**WORK REQUEST:** Show each line of the entries below in which the word "icon" appears.

----- EXTRACTED RECORDS -----

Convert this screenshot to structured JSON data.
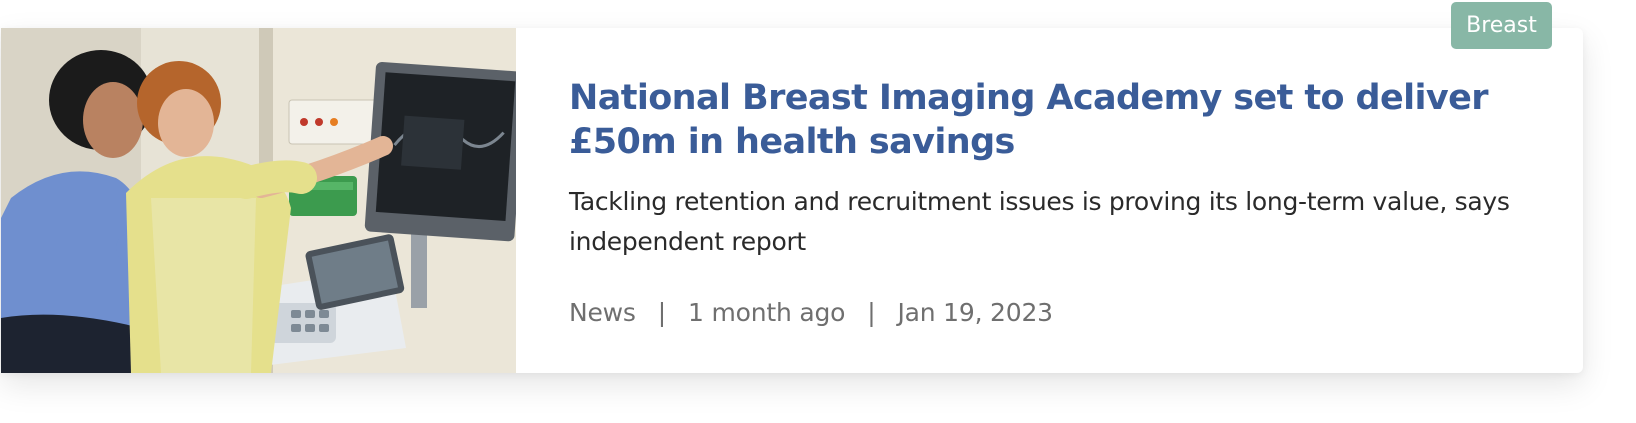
{
  "article": {
    "category_tag": "Breast",
    "title": "National Breast Imaging Academy set to deliver £50m in health savings",
    "summary": "Tackling retention and recruitment issues is proving its long-term value, says independent report",
    "meta": {
      "type": "News",
      "separator": "|",
      "relative_time": "1 month ago",
      "date": "Jan 19, 2023"
    },
    "image": {
      "icon": "photo-thumbnail"
    }
  },
  "colors": {
    "title": "#3a5c98",
    "tag_bg": "#88b7a6",
    "meta": "#6f6f6f",
    "summary": "#2a2a2a"
  }
}
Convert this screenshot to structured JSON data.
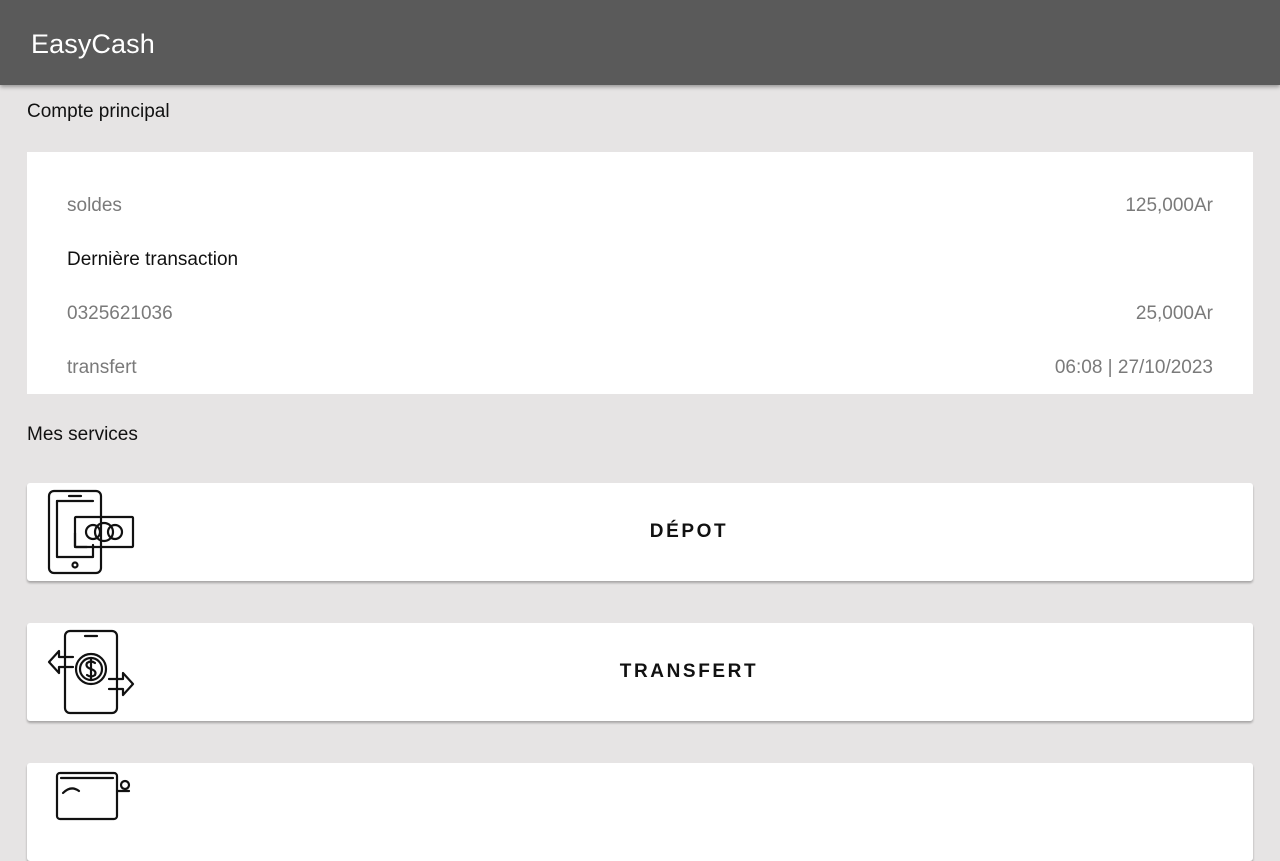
{
  "app": {
    "title": "EasyCash"
  },
  "account": {
    "section_title": "Compte principal",
    "balance_label": "soldes",
    "balance_value": "125,000Ar",
    "last_tx_heading": "Dernière transaction",
    "last_tx_number": "0325621036",
    "last_tx_amount": "25,000Ar",
    "last_tx_type": "transfert",
    "last_tx_datetime": "06:08 | 27/10/2023"
  },
  "services": {
    "section_title": "Mes services",
    "items": [
      {
        "label": "DÉPOT",
        "icon": "phone-cash-deposit-icon"
      },
      {
        "label": "TRANSFERT",
        "icon": "phone-money-transfer-icon"
      },
      {
        "label": "",
        "icon": "wallet-card-icon"
      }
    ]
  },
  "colors": {
    "appbar": "#5a5a5a",
    "background": "#e6e4e4",
    "card": "#ffffff",
    "muted_text": "#7a7a7a"
  }
}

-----

**RESPONSE TO THE EXERCISE:**
      "icon": "photo-thumbnail"
        "icon": "phone-cash-deposit-icon"
        "icon": "phone-money-transfer-icon"
        "icon": "wallet-card-icon"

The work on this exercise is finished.